MUSKEGON: Regardless of how quickly emergency personnel arrive at an accident site, witnesses are nearly always first on the scene. To help raise awareness and prevent loss of life, Stop the Bleed trainers from Mercy Health and Muskegon County Medical Control trained Criminal Justice and Health Science Academy students at the Muskegon Area Career Tech Center (MACTC) on Tuesday, November 28, 2017. Students visited three hands-on training stations practicing life-saving procedures that could be required in their own homes or in their future careers.
At the wound packing station, Heather Ruffin, Mercy Health RN, BSN, and Damon Obiden, Muskegon County Medical Control, led students in practicing how to dress a laceration. With gloved hands, students applied pressure to a rubber leg as they packed clean gauze into a wound.
The tourniquet station, led by Chad Lawton from Muskegon County Medical Control, gave students the chance to practice applying a tourniquet on a partner’s arm or leg. “If you don’t have access to an actual tourniquet, you could even use your necktie,” said Lawton as he spoke to a Criminal Justice student in uniform.
One Stop the Bleed training simulation that did not include bleeding, but is often required at the scene of an emergency, is Airway CPR. Michelle Kucera, Mercy Health RN, BSN, led students in the proper administration of CPR. By the end of the school-year, all Health Science Academy and Criminal Justice students will earn CPR certification.
Students who participated in all three hands-on trainings and the classroom portion of the program received a certificate stating they had successfully completed the instructor demonstration training for the Bleeding Control Basic program. When Lawton asked students who felt comfortable administering the techniques they learned that day, the crowd responded with confidently raised hands.
Launched by the White House in October of 2015, Stop the Bleed is a national awareness campaign and a call to action. Stop the Bleed is intended to cultivate grassroots efforts that encourage bystanders to become trained, equipped, and empowered to help in a bleeding emergency before professional help arrives. For more details visit www.dhs.gov/stopthebleed.
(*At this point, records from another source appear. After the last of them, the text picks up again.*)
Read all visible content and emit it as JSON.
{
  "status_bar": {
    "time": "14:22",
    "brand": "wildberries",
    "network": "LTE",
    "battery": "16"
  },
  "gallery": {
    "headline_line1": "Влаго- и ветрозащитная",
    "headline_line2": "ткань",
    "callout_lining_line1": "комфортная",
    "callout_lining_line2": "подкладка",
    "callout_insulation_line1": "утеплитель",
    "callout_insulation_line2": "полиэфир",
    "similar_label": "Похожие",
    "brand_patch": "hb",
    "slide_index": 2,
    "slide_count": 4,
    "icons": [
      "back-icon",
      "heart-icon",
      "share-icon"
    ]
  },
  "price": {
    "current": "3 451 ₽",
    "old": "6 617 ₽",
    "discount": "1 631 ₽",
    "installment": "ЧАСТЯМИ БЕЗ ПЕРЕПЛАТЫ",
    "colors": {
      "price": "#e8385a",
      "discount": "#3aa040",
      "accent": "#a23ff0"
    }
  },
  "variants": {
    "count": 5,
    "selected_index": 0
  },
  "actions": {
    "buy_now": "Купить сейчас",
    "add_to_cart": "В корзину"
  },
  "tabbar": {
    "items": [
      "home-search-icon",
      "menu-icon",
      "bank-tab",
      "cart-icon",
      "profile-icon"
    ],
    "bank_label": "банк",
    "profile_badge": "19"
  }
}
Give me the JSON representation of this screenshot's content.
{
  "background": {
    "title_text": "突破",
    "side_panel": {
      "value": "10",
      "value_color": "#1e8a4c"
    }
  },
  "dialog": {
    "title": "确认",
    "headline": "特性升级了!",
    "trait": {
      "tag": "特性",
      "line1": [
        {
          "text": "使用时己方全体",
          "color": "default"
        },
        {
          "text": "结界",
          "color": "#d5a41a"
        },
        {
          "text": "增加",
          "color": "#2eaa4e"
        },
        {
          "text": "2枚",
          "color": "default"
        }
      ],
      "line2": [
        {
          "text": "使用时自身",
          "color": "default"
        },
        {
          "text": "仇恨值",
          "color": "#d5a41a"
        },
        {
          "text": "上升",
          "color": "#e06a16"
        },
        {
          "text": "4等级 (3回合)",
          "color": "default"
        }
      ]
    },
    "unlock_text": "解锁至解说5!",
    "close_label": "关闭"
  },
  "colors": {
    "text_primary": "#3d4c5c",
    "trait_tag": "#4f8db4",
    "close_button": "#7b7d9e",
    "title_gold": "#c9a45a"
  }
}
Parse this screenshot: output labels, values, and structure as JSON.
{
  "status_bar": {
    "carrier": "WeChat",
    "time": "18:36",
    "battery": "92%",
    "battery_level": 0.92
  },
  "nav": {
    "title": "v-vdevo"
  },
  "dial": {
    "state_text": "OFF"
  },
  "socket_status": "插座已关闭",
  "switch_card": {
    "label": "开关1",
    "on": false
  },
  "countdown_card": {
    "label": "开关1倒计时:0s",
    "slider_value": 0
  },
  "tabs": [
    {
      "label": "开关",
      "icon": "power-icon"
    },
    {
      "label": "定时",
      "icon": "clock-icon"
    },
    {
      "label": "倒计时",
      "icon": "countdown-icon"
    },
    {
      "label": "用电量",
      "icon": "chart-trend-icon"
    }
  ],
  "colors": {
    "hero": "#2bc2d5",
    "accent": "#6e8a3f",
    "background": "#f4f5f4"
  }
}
Contacts: Kathy Andrews, MACTC Health Science Academy Instructor, email@example.com, 231-767-3675
Stephanie Hoekenga, MACTC Student Outreach Specialist, firstname.lastname@example.org, 231-767-3613